Sediment trapping occurs when moving water is slowed enough by grass and trees to allow suspended sediment particles to settle. Wetland plants take up nutrients, such as nitrates and phosphates, from agricultural runoff and sewage.

For this reason, wetlands are used as a final treatment step for domestic sewage from some small cities. Wetland soils are capable of binding heavy metals, effectively removing these toxic materials from the water.

Wetlands Loss and Preservation

Wetland in autumn
Wetland in autumn

It is estimated that the United States once contained more than 200 million acres of wetlands. Less than half this amount remains today. Once considered wastelands, wetlands were prime targets for “improvement.” Extensive areas of freshwater wetlands and prairie potholes have been drained and filled for agricultural development.

Salt water wet lands have been replaced by urban or residential development and covered with dredge spoil.Wetlands loss rates have slowed, but an estimated 300,000 acres continue to be lost each year in the United States.

The loss of wetlands habitat threatens the survival of a number of animal species, including the whooping crane, American crocodile, Florida panther, manatee, Houston toad, snail kite, and wood stork.
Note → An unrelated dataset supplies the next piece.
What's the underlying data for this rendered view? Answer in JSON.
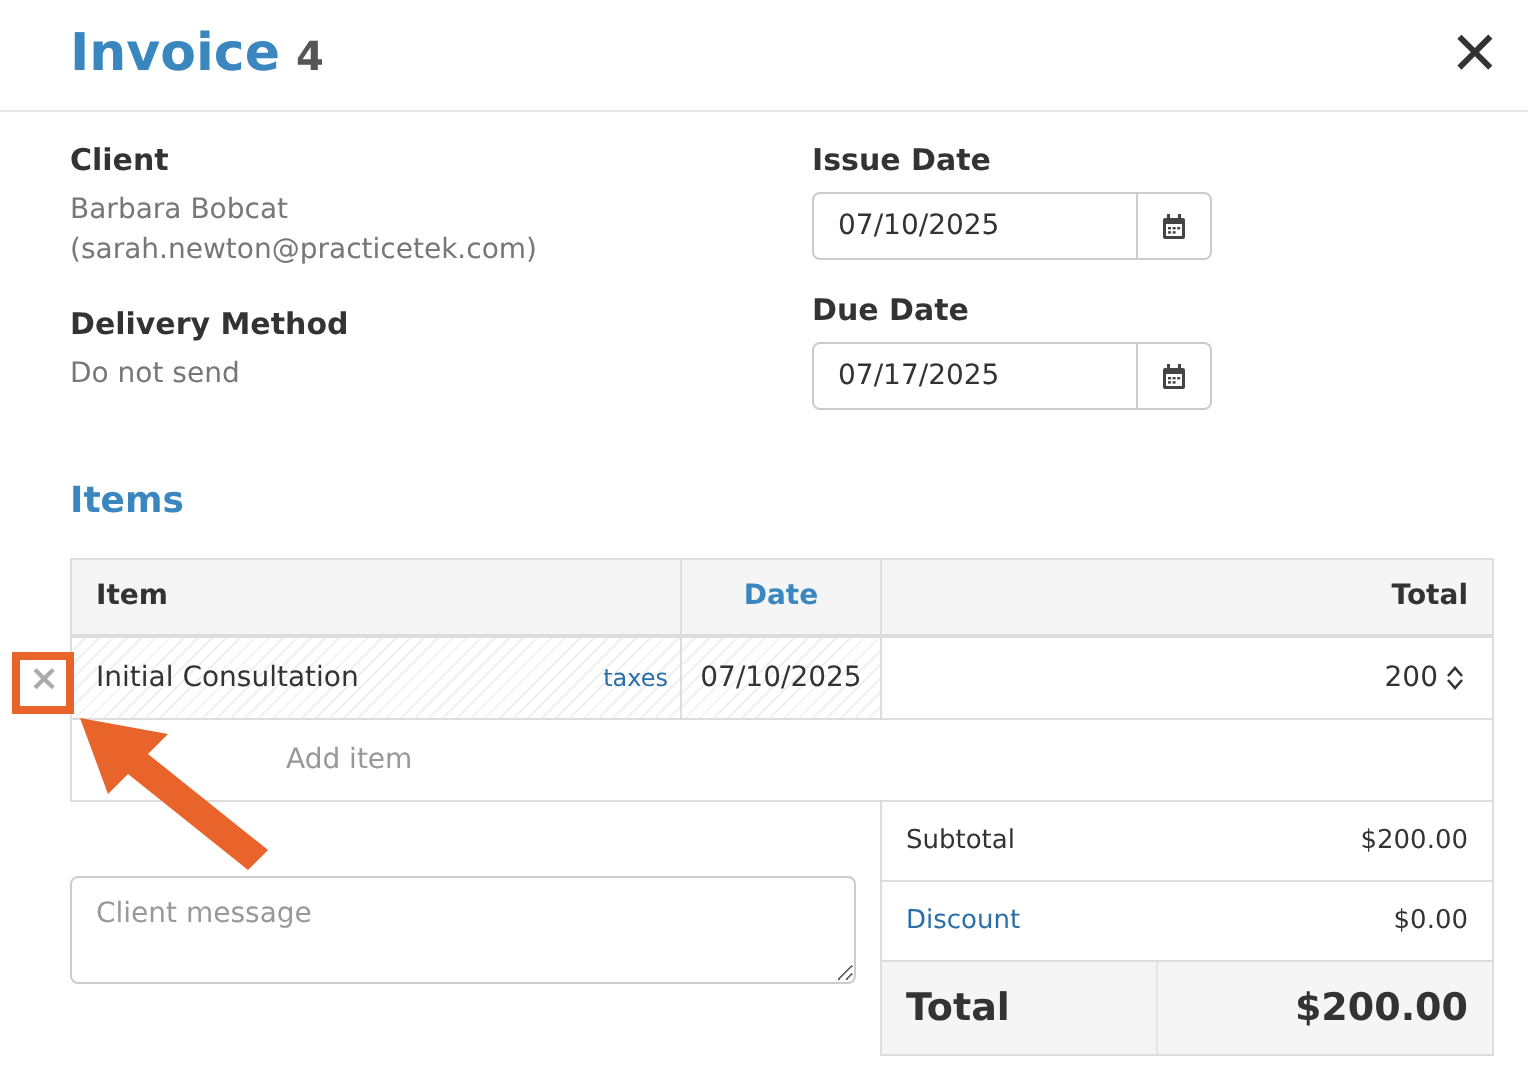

Since the 1970’s the rate of wetlands loss has slowed for several reasons. One is the passage of federal and state laws designed to protect wetlands; another is the efforts of conservation organizations. At the federal level, the single most effective tool for wetlands preservation is Section 404 of the Clean Water Act.

Section 404 requires that a permit be issued before the release of dredge or fill material into U.S. waters, including wetlands. At the state level, Section 401 of the Clean Water Act allows states to restrict the release of dredge or fill material into wetlands.

There are several conservation organizations that support wetlands preservation, including Ducks Unlimited, the National Audubon Society, the National Wildlife Federation, and the Nature Conservancy. These organizations keep the public informed regarding wetlands issues and are active in wetlands acquisition.